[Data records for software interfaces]
═══

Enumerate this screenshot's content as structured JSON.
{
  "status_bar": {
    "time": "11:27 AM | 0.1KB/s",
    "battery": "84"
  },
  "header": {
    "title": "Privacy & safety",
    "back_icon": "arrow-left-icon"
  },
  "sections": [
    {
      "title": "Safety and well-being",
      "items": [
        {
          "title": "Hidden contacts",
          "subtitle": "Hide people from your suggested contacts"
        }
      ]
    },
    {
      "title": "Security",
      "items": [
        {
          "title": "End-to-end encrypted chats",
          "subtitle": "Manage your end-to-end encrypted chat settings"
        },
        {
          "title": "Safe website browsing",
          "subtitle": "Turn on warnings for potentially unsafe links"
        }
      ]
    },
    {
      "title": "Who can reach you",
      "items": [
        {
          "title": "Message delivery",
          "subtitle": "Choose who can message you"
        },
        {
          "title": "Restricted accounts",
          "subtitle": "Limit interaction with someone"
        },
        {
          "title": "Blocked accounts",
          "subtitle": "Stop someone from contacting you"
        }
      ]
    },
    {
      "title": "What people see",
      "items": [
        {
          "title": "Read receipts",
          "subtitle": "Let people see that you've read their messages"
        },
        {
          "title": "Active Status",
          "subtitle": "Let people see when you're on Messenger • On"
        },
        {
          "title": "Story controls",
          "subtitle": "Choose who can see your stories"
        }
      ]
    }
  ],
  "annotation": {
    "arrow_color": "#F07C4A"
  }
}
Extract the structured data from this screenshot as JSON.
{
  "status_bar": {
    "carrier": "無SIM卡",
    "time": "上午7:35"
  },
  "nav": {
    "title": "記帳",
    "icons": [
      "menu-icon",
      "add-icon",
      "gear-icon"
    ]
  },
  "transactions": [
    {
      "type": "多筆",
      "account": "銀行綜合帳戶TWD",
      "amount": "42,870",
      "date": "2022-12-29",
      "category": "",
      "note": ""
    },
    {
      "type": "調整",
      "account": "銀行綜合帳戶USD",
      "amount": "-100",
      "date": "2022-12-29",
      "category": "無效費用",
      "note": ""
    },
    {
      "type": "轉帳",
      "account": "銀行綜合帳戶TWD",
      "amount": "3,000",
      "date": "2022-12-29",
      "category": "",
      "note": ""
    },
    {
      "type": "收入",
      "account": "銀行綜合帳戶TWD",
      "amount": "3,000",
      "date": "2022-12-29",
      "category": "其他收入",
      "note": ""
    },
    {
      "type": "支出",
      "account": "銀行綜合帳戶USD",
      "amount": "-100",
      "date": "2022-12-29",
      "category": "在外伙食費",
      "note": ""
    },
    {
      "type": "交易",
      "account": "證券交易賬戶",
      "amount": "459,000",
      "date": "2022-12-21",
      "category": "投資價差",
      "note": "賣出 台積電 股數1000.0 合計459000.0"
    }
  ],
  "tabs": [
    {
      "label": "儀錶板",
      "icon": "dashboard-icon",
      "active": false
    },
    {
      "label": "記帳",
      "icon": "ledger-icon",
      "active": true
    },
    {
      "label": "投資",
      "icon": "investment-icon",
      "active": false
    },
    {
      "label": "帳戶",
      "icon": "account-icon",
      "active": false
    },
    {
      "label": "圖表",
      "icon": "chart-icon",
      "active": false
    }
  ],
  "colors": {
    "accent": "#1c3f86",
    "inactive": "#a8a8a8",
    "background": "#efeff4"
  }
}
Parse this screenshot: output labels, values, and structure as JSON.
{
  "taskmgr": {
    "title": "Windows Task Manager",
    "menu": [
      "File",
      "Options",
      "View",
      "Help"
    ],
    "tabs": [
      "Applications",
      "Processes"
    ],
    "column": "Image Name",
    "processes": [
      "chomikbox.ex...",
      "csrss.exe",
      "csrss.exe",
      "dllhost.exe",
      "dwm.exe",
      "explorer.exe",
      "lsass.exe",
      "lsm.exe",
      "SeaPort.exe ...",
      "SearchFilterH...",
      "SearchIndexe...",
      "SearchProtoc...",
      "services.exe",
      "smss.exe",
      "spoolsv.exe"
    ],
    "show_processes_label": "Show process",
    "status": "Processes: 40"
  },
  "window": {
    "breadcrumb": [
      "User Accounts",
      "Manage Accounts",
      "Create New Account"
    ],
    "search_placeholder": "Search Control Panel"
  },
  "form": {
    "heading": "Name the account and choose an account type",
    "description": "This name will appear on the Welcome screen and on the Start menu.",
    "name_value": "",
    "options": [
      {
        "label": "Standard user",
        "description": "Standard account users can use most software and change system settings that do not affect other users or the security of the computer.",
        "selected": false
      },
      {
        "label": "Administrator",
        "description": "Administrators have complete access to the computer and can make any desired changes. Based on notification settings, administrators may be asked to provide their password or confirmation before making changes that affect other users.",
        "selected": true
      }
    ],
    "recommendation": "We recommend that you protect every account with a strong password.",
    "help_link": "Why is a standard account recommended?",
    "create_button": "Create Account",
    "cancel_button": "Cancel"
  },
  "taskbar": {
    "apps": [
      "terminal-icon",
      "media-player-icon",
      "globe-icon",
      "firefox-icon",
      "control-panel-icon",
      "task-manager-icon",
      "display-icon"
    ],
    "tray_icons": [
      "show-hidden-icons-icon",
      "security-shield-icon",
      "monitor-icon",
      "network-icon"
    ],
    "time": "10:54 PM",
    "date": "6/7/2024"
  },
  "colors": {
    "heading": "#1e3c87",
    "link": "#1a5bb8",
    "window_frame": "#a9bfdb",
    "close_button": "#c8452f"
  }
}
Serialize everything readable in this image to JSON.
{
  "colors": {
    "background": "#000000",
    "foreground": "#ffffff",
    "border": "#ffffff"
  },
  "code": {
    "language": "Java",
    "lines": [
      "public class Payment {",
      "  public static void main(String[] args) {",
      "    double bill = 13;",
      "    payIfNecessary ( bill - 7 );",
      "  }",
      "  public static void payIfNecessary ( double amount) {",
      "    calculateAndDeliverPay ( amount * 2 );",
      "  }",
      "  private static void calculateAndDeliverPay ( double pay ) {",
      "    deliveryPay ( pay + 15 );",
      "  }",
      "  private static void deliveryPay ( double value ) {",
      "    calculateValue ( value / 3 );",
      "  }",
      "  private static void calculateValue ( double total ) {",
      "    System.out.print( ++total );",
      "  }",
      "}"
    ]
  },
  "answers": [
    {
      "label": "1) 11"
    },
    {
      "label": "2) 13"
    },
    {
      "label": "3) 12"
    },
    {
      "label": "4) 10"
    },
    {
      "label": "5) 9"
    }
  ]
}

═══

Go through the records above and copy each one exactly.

Enumerate this screenshot's content as structured JSON.
{
  "status_bar": {
    "time": "11:27 AM | 0.1KB/s",
    "battery": "84"
  },
  "header": {
    "title": "Privacy & safety",
    "back_icon": "arrow-left-icon"
  },
  "sections": [
    {
      "title": "Safety and well-being",
      "items": [
        {
          "title": "Hidden contacts",
          "subtitle": "Hide people from your suggested contacts"
        }
      ]
    },
    {
      "title": "Security",
      "items": [
        {
          "title": "End-to-end encrypted chats",
          "subtitle": "Manage your end-to-end encrypted chat settings"
        },
        {
          "title": "Safe website browsing",
          "subtitle": "Turn on warnings for potentially unsafe links"
        }
      ]
    },
    {
      "title": "Who can reach you",
      "items": [
        {
          "title": "Message delivery",
          "subtitle": "Choose who can message you"
        },
        {
          "title": "Restricted accounts",
          "subtitle": "Limit interaction with someone"
        },
        {
          "title": "Blocked accounts",
          "subtitle": "Stop someone from contacting you"
        }
      ]
    },
    {
      "title": "What people see",
      "items": [
        {
          "title": "Read receipts",
          "subtitle": "Let people see that you've read their messages"
        },
        {
          "title": "Active Status",
          "subtitle": "Let people see when you're on Messenger • On"
        },
        {
          "title": "Story controls",
          "subtitle": "Choose who can see your stories"
        }
      ]
    }
  ],
  "annotation": {
    "arrow_color": "#F07C4A"
  }
}
Extract the structured data from this screenshot as JSON.
{
  "status_bar": {
    "carrier": "無SIM卡",
    "time": "上午7:35"
  },
  "nav": {
    "title": "記帳",
    "icons": [
      "menu-icon",
      "add-icon",
      "gear-icon"
    ]
  },
  "transactions": [
    {
      "type": "多筆",
      "account": "銀行綜合帳戶TWD",
      "amount": "42,870",
      "date": "2022-12-29",
      "category": "",
      "note": ""
    },
    {
      "type": "調整",
      "account": "銀行綜合帳戶USD",
      "amount": "-100",
      "date": "2022-12-29",
      "category": "無效費用",
      "note": ""
    },
    {
      "type": "轉帳",
      "account": "銀行綜合帳戶TWD",
      "amount": "3,000",
      "date": "2022-12-29",
      "category": "",
      "note": ""
    },
    {
      "type": "收入",
      "account": "銀行綜合帳戶TWD",
      "amount": "3,000",
      "date": "2022-12-29",
      "category": "其他收入",
      "note": ""
    },
    {
      "type": "支出",
      "account": "銀行綜合帳戶USD",
      "amount": "-100",
      "date": "2022-12-29",
      "category": "在外伙食費",
      "note": ""
    },
    {
      "type": "交易",
      "account": "證券交易賬戶",
      "amount": "459,000",
      "date": "2022-12-21",
      "category": "投資價差",
      "note": "賣出 台積電 股數1000.0 合計459000.0"
    }
  ],
  "tabs": [
    {
      "label": "儀錶板",
      "icon": "dashboard-icon",
      "active": false
    },
    {
      "label": "記帳",
      "icon": "ledger-icon",
      "active": true
    },
    {
      "label": "投資",
      "icon": "investment-icon",
      "active": false
    },
    {
      "label": "帳戶",
      "icon": "account-icon",
      "active": false
    },
    {
      "label": "圖表",
      "icon": "chart-icon",
      "active": false
    }
  ],
  "colors": {
    "accent": "#1c3f86",
    "inactive": "#a8a8a8",
    "background": "#efeff4"
  }
}
Parse this screenshot: output labels, values, and structure as JSON.
{
  "taskmgr": {
    "title": "Windows Task Manager",
    "menu": [
      "File",
      "Options",
      "View",
      "Help"
    ],
    "tabs": [
      "Applications",
      "Processes"
    ],
    "column": "Image Name",
    "processes": [
      "chomikbox.ex...",
      "csrss.exe",
      "csrss.exe",
      "dllhost.exe",
      "dwm.exe",
      "explorer.exe",
      "lsass.exe",
      "lsm.exe",
      "SeaPort.exe ...",
      "SearchFilterH...",
      "SearchIndexe...",
      "SearchProtoc...",
      "services.exe",
      "smss.exe",
      "spoolsv.exe"
    ],
    "show_processes_label": "Show process",
    "status": "Processes: 40"
  },
  "window": {
    "breadcrumb": [
      "User Accounts",
      "Manage Accounts",
      "Create New Account"
    ],
    "search_placeholder": "Search Control Panel"
  },
  "form": {
    "heading": "Name the account and choose an account type",
    "description": "This name will appear on the Welcome screen and on the Start menu.",
    "name_value": "",
    "options": [
      {
        "label": "Standard user",
        "description": "Standard account users can use most software and change system settings that do not affect other users or the security of the computer.",
        "selected": false
      },
      {
        "label": "Administrator",
        "description": "Administrators have complete access to the computer and can make any desired changes. Based on notification settings, administrators may be asked to provide their password or confirmation before making changes that affect other users.",
        "selected": true
      }
    ],
    "recommendation": "We recommend that you protect every account with a strong password.",
    "help_link": "Why is a standard account recommended?",
    "create_button": "Create Account",
    "cancel_button": "Cancel"
  },
  "taskbar": {
    "apps": [
      "terminal-icon",
      "media-player-icon",
      "globe-icon",
      "firefox-icon",
      "control-panel-icon",
      "task-manager-icon",
      "display-icon"
    ],
    "tray_icons": [
      "show-hidden-icons-icon",
      "security-shield-icon",
      "monitor-icon",
      "network-icon"
    ],
    "time": "10:54 PM",
    "date": "6/7/2024"
  },
  "colors": {
    "heading": "#1e3c87",
    "link": "#1a5bb8",
    "window_frame": "#a9bfdb",
    "close_button": "#c8452f"
  }
}
Serialize everything readable in this image to JSON.
{
  "colors": {
    "background": "#000000",
    "foreground": "#ffffff",
    "border": "#ffffff"
  },
  "code": {
    "language": "Java",
    "lines": [
      "public class Payment {",
      "  public static void main(String[] args) {",
      "    double bill = 13;",
      "    payIfNecessary ( bill - 7 );",
      "  }",
      "  public static void payIfNecessary ( double amount) {",
      "    calculateAndDeliverPay ( amount * 2 );",
      "  }",
      "  private static void calculateAndDeliverPay ( double pay ) {",
      "    deliveryPay ( pay + 15 );",
      "  }",
      "  private static void deliveryPay ( double value ) {",
      "    calculateValue ( value / 3 );",
      "  }",
      "  private static void calculateValue ( double total ) {",
      "    System.out.print( ++total );",
      "  }",
      "}"
    ]
  },
  "answers": [
    {
      "label": "1) 11"
    },
    {
      "label": "2) 13"
    },
    {
      "label": "3) 12"
    },
    {
      "label": "4) 10"
    },
    {
      "label": "5) 9"
    }
  ]
}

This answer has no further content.